I’ve had the distinct privilege, as an AARP-sponsored scholar-in-residence at the National Center for Complex Health and Social Needs to continue evolving the ideas spurred by my DrPH dissertation research on innovating ways to replicate models of care for vulnerable populations that while more effective, are also more difficult to spread. Last week, Health Affairs Blog published a post that I wrote with colleagues from the Camden Coalition of Healthcare Providers on this subject. To give it a read click here. There are some exciting new approaches that we can take to this problem and a path to do so that can build a field of practical knowledge we need to transform our health care system for the better.
An article in the May 2017 issue of Health Affairs, Bending The Spending Curve By Altering Care Delivery Patterns: The Role Of Care Management Within A Pioneer ACO by John Hsu and others from the Massachusetts General Hospital and Partners HealthCare in Boston, provides more evidence that care management interventions can meaningfully contribute to the performance of an ACO. Doing so, however, is neither fast nor easy.
Here are a few key takeaways (which parallel my own experience):
1. Target higher-risk populations with modifiable risk factors which your program is specifically designed to address
2. Stay constant to purpose … utilization (ER visits and hospitalizations) may even go up at first … but will, as participants are in the the care management program longer, progressively decline over time (most notably at 13+ months)
3. Sophisticated analytics and study designs are required to assess the impacts of such programs in ‘real-world’ implementations (i.e., without a randomized controlled trial)
4. Inability to serve the entire target population should not deter continued implementation – enroll as many as current resources permit and continue to work toward expanding capacity
The care management program described in the article shares some attributes with HQP’s Advanced Preventive Care model. One of the authors of the Health Affairs article was also an author on a 2014 issue brief for the Commonwealth Fund that identified HQP’s model as one of four (out of 18 successful models reviewed) having the highest quality evidence of effectiveness in managing populations with complex chronic disease. The details of a care management program’s design and implementation are critical to its success, with many varieties of “generic” care management have been found to be ineffective.

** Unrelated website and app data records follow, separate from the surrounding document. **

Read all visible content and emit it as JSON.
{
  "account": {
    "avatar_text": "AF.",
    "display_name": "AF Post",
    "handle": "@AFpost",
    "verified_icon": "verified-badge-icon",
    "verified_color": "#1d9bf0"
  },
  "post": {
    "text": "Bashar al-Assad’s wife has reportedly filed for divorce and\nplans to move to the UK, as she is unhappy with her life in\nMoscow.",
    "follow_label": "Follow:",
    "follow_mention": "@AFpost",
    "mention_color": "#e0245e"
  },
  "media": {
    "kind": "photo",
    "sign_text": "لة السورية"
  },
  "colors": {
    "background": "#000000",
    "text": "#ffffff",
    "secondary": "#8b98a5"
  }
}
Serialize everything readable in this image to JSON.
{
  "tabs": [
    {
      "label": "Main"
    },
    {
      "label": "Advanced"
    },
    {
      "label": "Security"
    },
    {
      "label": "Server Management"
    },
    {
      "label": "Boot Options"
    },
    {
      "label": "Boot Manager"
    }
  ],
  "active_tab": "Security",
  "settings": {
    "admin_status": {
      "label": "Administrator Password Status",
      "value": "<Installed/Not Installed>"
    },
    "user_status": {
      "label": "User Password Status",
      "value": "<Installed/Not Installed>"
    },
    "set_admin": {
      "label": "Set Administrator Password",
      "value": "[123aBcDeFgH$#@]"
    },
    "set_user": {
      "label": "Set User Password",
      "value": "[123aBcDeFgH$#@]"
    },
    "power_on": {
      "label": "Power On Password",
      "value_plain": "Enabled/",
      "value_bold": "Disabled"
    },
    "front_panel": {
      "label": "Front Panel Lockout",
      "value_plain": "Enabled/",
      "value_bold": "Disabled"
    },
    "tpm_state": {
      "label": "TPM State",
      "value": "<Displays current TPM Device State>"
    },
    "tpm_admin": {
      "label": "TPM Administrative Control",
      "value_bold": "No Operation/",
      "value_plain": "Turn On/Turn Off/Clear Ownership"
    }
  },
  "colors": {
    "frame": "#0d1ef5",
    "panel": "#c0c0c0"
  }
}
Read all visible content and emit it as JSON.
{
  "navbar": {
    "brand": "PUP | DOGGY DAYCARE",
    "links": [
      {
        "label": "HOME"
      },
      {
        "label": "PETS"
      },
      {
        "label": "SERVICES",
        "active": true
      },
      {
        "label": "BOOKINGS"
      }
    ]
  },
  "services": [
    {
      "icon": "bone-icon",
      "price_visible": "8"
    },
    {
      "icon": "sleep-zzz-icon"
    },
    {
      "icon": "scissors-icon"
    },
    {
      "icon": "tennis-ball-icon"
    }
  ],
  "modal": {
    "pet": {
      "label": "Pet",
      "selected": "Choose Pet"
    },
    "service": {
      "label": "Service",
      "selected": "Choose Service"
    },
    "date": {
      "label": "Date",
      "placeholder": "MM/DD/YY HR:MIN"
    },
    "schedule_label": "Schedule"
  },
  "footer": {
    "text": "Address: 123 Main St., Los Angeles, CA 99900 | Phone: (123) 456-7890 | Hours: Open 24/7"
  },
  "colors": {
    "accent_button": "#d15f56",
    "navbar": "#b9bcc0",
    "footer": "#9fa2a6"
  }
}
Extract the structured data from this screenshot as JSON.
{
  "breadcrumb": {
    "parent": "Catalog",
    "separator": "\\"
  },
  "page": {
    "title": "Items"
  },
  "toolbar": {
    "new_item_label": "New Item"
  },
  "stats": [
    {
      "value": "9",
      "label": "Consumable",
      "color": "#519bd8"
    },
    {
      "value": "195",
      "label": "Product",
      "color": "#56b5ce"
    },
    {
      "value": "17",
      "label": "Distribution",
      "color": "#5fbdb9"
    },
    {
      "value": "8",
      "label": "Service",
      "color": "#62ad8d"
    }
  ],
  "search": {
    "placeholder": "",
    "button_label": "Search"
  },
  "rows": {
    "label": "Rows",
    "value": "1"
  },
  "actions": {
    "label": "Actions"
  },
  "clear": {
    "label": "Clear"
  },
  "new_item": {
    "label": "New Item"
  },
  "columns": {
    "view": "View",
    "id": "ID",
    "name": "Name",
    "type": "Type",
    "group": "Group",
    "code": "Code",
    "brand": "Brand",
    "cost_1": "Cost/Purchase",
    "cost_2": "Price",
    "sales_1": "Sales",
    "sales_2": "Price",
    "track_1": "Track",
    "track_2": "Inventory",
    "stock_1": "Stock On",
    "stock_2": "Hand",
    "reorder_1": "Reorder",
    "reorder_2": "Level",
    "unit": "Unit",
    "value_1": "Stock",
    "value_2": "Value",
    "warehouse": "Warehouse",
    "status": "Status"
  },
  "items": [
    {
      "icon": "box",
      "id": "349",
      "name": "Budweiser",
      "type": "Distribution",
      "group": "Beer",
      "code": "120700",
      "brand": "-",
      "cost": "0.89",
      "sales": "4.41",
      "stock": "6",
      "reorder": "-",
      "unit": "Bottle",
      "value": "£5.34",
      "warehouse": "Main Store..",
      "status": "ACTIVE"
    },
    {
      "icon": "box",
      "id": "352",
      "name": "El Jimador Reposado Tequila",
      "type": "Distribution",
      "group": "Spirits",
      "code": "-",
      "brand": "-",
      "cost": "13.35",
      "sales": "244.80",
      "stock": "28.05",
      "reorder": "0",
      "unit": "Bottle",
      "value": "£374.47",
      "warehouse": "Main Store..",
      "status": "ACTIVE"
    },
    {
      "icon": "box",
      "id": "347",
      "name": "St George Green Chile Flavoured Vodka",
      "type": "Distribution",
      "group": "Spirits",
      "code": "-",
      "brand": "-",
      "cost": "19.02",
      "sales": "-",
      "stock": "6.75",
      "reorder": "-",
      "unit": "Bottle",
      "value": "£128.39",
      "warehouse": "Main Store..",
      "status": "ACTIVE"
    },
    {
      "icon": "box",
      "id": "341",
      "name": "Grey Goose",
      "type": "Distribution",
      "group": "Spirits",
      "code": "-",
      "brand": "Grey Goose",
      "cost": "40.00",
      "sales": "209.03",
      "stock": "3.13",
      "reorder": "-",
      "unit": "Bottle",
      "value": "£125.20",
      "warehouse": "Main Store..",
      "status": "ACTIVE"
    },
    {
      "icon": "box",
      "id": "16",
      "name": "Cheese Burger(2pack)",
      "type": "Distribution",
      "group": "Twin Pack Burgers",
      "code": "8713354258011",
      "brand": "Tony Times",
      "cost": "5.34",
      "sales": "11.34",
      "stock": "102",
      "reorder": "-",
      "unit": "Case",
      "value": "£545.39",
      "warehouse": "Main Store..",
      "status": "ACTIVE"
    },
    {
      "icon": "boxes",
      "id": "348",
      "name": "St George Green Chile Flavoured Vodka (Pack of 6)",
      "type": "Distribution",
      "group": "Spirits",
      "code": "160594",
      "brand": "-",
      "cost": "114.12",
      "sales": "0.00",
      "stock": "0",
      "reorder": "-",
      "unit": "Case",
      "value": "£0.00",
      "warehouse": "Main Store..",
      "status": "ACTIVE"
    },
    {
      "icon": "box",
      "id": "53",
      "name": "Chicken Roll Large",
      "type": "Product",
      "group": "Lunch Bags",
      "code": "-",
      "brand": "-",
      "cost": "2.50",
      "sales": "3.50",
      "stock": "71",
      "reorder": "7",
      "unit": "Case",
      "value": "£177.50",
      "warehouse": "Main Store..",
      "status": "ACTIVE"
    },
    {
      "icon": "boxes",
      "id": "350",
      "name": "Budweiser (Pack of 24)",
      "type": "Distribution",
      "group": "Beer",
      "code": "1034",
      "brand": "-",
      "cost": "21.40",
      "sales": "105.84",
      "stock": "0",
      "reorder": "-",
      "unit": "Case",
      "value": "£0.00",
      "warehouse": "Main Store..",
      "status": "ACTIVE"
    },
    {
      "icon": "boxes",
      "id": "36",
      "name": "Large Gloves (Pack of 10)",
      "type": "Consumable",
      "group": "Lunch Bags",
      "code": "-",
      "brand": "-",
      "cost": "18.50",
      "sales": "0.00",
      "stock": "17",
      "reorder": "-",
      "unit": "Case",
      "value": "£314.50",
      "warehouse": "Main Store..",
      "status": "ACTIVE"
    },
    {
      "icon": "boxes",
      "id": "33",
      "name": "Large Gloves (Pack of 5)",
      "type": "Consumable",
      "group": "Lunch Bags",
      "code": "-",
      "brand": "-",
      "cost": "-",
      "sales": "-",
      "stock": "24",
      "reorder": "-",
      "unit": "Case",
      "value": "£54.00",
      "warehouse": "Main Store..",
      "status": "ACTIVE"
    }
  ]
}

While not quick or easy, the path to improving population health – from both a health outcomes and cost perspective – is becoming clearer. The advantage will go to those with the know-how, relentless commitment to innovation, and constancy to purpose.
I had a great time participating in the amazing work of the Camden Coalition of Healthcare Providers (CCHP) at their March 18, 2014 Clinical Champion Leadership Workshop. The program is helping leaders of “hot-spotter” organizations of all shapes and sizes from around the country learn how to advocate for and advance the effectiveness of care models serving the most vulnerable populations. For more information about that experience and the Camden Coalition click here.
I also had the great privilege of delivering the Keynote Closing address to the Population Health Colloquium on March 19. It was a wonderful opportunity to tell the story of what my team at HQP has learned about designing models of effective advanced preventive care. The principles and disciplined approach to health care delivery system design we’ve uncovered addresses the gap between traditional public health and primary care. It could do much to improve our health system and the health of vulnerable populations. Learn how HQP applies design principles (person-centeredness, population-relevance, and reliability) and operational domains (standards, staff training, participant education, data management and decision support, and analytics) to create effective models of advanced preventive care. Here’s a video clip of my keynote, generously provided by the CCHP:
A close 5-4 Supreme Court decision has upheld the constitutionality of the Patient Protection and Affordable Care Act, America’s sweeping health reform law. Some vow to continue to work toward its repeal. For now, however, it seems that a tenuous stability as far as federal health policy is concerned may be emerging. If so, such stability could help our country get on with the hard and complicated work of the R&D on system improvement we need in health care.
Regardless of one’s political orientation, challenging facts about the U.S. health care system remain; it simultaneously develops the most advanced, innovative, treatments in the world, fails to provide all of its citizens with basic health services, is phenomenally expensive, fragmented, and poorly designed to address the needs of an aging, chronically ill population (the latter being an attribute we share with health systems worldwide). There are no easy fixes for our system, but there is great potential in undertaking serious, sustained, well-supported and thoughtfully conducted experiments to learn how we can improve – at the level of system design.
Yet to conduct these kinds of large-scale, long term trials requires a fundamental commitment for doing so; a constancy to purpose born from a widely shared belief that our best chance for improvement is through knowledge. On this Independence Day, may we all agree to undertake the hard work needed to be free, strong, vibrant, and healthy.